Report how many lines in the records below hold "screenshot", with no other output.

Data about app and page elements
☆ ☆ ☆
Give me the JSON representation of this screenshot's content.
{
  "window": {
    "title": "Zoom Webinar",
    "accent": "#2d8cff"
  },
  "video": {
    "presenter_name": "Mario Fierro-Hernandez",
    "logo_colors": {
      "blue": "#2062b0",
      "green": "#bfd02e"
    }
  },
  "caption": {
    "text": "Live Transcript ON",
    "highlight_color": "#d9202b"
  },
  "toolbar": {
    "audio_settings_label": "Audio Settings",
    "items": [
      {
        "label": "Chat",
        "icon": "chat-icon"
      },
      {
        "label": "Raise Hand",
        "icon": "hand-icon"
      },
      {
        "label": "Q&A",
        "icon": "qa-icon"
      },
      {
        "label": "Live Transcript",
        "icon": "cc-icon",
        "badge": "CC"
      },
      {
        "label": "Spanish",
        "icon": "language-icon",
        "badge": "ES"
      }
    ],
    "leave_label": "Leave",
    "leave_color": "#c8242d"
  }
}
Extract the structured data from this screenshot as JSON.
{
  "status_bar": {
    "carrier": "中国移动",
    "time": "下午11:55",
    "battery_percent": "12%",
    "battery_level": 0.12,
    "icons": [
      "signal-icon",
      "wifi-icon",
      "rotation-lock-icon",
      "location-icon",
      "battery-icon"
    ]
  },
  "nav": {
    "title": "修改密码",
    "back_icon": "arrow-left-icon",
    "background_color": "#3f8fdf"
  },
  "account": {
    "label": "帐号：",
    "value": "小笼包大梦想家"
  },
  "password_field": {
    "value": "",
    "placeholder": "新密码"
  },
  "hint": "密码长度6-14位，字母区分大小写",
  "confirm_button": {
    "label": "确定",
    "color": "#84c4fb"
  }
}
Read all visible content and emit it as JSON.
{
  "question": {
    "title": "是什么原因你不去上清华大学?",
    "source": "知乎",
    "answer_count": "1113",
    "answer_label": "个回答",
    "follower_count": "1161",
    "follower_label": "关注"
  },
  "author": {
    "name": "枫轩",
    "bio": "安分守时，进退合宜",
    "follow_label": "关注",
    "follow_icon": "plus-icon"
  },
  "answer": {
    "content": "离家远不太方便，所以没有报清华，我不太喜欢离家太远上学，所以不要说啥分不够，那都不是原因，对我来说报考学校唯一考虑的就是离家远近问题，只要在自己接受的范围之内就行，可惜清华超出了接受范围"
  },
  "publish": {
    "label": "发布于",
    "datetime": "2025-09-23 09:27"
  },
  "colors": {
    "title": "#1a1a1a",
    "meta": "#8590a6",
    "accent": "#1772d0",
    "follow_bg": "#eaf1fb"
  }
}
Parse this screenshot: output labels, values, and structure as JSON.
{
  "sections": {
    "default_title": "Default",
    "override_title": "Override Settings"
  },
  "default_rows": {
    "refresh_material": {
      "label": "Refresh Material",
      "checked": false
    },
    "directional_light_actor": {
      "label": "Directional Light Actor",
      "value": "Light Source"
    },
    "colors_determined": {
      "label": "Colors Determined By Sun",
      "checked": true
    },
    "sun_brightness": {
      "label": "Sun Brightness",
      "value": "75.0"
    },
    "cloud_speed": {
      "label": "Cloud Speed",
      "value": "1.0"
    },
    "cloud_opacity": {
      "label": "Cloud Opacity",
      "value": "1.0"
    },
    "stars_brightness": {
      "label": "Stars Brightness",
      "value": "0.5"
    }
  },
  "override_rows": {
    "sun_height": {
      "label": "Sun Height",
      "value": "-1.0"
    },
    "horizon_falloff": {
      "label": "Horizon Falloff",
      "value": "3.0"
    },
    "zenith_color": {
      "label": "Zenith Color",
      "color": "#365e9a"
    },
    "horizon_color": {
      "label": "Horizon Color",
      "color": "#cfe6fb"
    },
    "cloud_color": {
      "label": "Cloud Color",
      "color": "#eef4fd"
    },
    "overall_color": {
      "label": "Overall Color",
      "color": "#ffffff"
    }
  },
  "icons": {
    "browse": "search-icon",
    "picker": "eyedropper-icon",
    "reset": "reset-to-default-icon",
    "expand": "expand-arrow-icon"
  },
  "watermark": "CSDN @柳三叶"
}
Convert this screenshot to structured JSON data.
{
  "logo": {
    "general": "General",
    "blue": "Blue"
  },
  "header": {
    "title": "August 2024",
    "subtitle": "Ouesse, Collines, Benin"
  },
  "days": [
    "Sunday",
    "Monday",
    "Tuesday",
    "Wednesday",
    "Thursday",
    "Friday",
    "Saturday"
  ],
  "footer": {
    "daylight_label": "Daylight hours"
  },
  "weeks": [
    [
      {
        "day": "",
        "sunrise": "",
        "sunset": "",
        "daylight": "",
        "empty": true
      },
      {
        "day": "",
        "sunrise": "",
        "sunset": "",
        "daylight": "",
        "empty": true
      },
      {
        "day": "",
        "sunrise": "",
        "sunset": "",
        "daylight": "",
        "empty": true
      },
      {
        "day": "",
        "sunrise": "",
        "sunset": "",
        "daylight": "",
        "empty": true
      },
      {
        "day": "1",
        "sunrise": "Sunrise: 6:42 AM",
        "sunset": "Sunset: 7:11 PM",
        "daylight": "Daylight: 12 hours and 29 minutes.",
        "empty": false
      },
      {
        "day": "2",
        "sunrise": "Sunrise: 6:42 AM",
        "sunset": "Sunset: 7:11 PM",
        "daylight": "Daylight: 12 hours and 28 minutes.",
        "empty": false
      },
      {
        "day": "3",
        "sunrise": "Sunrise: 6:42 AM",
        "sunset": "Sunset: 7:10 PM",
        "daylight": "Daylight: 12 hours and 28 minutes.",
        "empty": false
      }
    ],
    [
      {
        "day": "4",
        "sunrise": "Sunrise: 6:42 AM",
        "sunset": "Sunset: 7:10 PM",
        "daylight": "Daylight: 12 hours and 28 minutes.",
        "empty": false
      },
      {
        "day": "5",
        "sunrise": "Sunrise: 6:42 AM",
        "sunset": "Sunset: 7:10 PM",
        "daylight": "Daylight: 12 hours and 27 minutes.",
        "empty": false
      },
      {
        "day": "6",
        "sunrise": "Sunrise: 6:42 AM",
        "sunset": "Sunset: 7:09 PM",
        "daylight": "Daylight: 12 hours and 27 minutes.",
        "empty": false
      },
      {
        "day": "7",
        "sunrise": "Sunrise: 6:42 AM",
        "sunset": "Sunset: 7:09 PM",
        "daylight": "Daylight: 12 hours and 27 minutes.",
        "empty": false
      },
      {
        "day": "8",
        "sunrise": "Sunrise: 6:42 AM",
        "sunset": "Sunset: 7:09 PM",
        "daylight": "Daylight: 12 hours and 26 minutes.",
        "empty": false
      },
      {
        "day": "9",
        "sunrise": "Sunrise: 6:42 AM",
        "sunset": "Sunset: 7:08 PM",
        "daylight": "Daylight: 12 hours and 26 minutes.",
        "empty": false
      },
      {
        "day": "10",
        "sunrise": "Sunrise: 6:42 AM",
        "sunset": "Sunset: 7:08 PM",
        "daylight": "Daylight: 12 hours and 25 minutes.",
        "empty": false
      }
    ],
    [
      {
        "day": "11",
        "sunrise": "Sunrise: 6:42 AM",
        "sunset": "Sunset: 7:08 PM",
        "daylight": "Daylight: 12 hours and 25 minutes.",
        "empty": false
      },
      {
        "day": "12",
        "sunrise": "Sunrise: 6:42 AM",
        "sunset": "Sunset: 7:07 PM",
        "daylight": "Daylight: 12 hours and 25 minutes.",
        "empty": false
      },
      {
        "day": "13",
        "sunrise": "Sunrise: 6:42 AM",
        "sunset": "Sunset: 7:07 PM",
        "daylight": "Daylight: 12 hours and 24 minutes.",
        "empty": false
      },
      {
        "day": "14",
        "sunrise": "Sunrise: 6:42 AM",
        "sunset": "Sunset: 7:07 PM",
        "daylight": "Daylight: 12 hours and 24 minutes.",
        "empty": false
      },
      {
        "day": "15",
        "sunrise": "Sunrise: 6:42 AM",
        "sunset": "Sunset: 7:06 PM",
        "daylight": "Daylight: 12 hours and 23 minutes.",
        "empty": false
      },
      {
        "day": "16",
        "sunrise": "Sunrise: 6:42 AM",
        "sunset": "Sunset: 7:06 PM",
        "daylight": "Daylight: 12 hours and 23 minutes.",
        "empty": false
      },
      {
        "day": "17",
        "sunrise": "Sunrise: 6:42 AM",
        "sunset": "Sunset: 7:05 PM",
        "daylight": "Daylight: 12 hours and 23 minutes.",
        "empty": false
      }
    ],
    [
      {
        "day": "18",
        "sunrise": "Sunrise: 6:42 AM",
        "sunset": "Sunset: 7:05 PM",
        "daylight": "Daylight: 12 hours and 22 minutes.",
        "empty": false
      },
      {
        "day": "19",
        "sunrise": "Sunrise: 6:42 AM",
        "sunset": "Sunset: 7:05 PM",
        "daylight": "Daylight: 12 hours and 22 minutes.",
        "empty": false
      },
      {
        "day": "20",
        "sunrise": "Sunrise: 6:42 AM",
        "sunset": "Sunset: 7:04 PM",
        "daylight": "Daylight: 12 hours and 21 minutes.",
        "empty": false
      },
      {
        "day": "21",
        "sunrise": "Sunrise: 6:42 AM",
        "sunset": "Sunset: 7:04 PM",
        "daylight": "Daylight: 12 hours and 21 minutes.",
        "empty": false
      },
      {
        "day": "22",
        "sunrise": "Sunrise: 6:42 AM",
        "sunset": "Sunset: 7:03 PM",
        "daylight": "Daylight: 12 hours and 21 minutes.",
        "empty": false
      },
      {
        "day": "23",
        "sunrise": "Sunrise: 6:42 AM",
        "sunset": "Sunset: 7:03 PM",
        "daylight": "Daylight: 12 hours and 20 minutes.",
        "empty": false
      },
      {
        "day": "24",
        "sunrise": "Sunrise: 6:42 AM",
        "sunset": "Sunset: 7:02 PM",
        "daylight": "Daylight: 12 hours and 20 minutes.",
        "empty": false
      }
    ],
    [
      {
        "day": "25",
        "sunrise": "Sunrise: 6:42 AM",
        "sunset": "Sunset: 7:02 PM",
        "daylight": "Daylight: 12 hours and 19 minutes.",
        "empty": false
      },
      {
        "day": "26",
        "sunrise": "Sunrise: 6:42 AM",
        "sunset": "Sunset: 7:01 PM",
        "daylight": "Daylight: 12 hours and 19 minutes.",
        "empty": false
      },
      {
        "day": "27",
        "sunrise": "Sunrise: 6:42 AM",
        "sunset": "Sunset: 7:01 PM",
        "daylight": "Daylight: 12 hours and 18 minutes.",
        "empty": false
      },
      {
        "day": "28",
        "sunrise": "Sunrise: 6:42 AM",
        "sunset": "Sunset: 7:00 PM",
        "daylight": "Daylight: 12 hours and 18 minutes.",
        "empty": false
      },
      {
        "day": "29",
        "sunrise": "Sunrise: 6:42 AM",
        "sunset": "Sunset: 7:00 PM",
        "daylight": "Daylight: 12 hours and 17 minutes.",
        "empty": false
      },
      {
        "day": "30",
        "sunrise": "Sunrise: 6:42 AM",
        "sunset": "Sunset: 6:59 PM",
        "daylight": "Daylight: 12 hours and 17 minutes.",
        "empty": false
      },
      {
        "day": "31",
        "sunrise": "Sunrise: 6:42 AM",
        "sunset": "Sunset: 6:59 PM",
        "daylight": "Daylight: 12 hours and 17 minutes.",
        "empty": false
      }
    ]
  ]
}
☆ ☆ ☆
* _Answer section_
4